will be held digitally
The closing ceremony of the final round will take place online.
online or on paper
Everything starts in Mid-August. The first round is open until the end of September. The test takes 40 minutes and can be done online or on paper. Students can participate individually or take the test in class. No preparation is necessary of the first round. Basic knowledge of physics and interest in physics are the only prerequisites to participate. Registration
Students who qualified for the second round will be invited to a training camp. Participation is completely free. The 60 spots are distributed on a first come first served basis. In addition to the lectures and exercise sessions, there will be a field trip, game nights and a career night with insights from the careers of past participants. Video.

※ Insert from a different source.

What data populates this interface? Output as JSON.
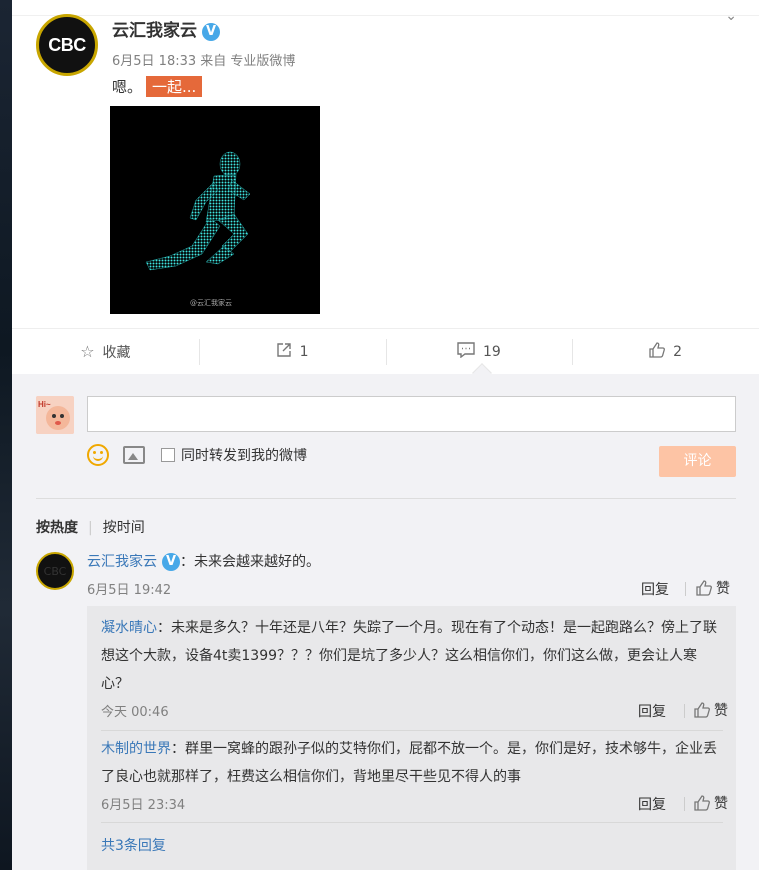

Mid-January the participants meet in Berne, Lausanne, Zurich and in Ticino. The second round consists of two theoretical examinations. Afterwards students get a guided tour of the research facilities in the local university. Around 28 students make it to the final round.
The finalists meet in Mid-February at ETH Lausanne (EPFL) for three days of experimental training. The highlight of the camp is the legendary fondue on Saturday evening.
On one weekend in March the Neue Kantonsschule Aarau is taken over by the physics Olympiad. The final round spans two days and consists of three exams. Both experimental and theoretical problems are tested. The most successful participants win gold, silver and bronze medals and secure their spot on the teams representing Switzerland internationally.
Both teams representing Switzerland at international competitions will start preparing in April. They will meet with instructors and practice with experiments from past competitions.
The European Physics Olympiad (EuPhO) is a great learning experience for our younger participants. Spots on the team are given to the five best medalists who are eligible to participate in the following year. EuPhO exams are challenging. The problems are open-ended questions and demand creative solutions.
Before heading off to the International Physics Olympiad (IPhO), the IPhO team meets in a chalet in Wallis. Time for the final training with the team leaders – and a delicious raclette.
In July the team travels to the International Physics Olympiad (IPhO). They compete with peers from over 80 countries. Their reward? Possibly another medal. They will also be able to discover a new country and meet lots of people from around the world.